Swedish Interactive Threshold Algorithm (SITA) Faster testing can provide repeatable data that may yield added confidence in discerning new deficits, or reversal of prior defects, in patients with glaucoma, according to research published in Ophthalmology. The study shows that, in suspected or confirmed glaucoma, 2 clustered, same-visit visual field (VF) assessments per eye with SITA-Faster protocol produced reliable metrics in approximately the same time needed for 1 SITA-Standard.
The research took into account 144 eyes of 91 patients (mean age 68.6 [SD 13.4] years) at an academic hospital ophthalmology department in Australia. Early, moderate, or advanced glaucoma was confirmed in 79.2% of participants.
A prior SITA-Standard test revealed the group’s mean deviation (MD) was -5.83 dB, and VF index (VFI) 85.6%. In the initial 52-test-location SITA-Faster test, MD was -5.28 dB and VFI 87.1%, and the second yielded -5.71 dB, VFI 86.2%. Repeated measures ANOVA indicated no significant difference among the 3 evaluations (P =.48).
Clustered SITA-Faster tests revealed repeatable data that agreed with SITA-Standard for 62.3% of points in the deviation grid, reversal of defect in 8.2% of locations, and new defects in 5.4%. No significant difference was detected in nonrepeatable locations for how defects were spread out, peripherally or centrally.
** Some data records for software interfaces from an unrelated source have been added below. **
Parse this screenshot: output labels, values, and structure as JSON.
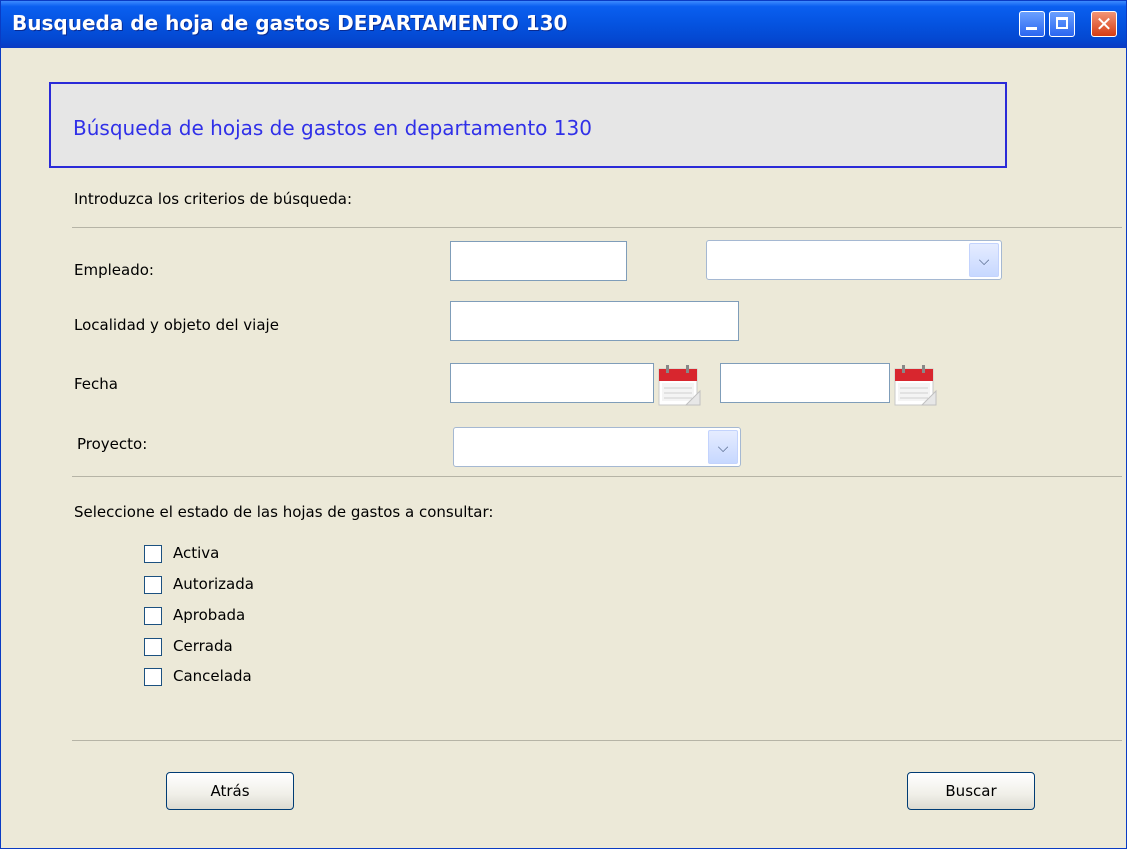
{
  "window": {
    "title": "Busqueda de hoja de gastos DEPARTAMENTO 130",
    "controls": {
      "minimize": "minimize",
      "maximize": "maximize",
      "close": "✕"
    }
  },
  "banner": {
    "text": "Búsqueda de hojas de gastos en departamento 130"
  },
  "criteria": {
    "heading": "Introduzca los criterios de búsqueda:",
    "empleado": {
      "label": "Empleado:",
      "code_value": "",
      "select_value": ""
    },
    "localidad": {
      "label": "Localidad y objeto del viaje",
      "value": ""
    },
    "fecha": {
      "label": "Fecha",
      "from_value": "",
      "to_value": ""
    },
    "proyecto": {
      "label": "Proyecto:",
      "select_value": ""
    }
  },
  "states": {
    "heading": "Seleccione el estado de las hojas de gastos a consultar:",
    "options": [
      {
        "label": "Activa",
        "checked": false
      },
      {
        "label": "Autorizada",
        "checked": false
      },
      {
        "label": "Aprobada",
        "checked": false
      },
      {
        "label": "Cerrada",
        "checked": false
      },
      {
        "label": "Cancelada",
        "checked": false
      }
    ]
  },
  "buttons": {
    "back": "Atrás",
    "search": "Buscar"
  },
  "icons": {
    "date_picker": "calendar-icon",
    "dropdown": "chevron-down-icon"
  },
  "colors": {
    "titlebar": "#0553e0",
    "banner_border": "#2a2ad8",
    "banner_text": "#3030e8",
    "window_bg": "#ece9d8"
  }
}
Also, the researchers found similar rates among Standard or Faster algorithms for producing 1 or more reliable test map per participant (P =.77).
Duration differed; 379 seconds for SITA-Standard, 160 seconds for the first SITA-Faster assessment, and 158 seconds in the subsequent SITA-Faster (P <.0001).
“Furthermore, the repeatable pointwise data demonstrated that 20.1% of eyes in our cohort fulfilled Anderson and Patella’s criteria of a new visual field defect comprising 3 contiguous points including one with P <0.01 on two field tests,” according to the researchers. They also report “no observable decline in performance from test fatigue” using 2 SITA-Faster assessments.
Previous studies involving SITA-Standard report slightly higher false positive rates with SITA-Faster, which current investigators reported at 15%. This proportion decreased in the second test, which may have occurred due to a “learning effect.”
Limitations of this study included higher test to re-test differences prompted by those who had more false positive errors, as well as varying time periods between previous and baseline visits, attributable to COVID-19 restrictions.
Tan JCK, Phu J, Go D, et al. Evaluation of the consistency of glaucomatous visual field defects using a clustered SITA-Faster protocol. Ophthalmol. Published online June 27, 2023. doi:10.1016/j.ophtha.2023.06.018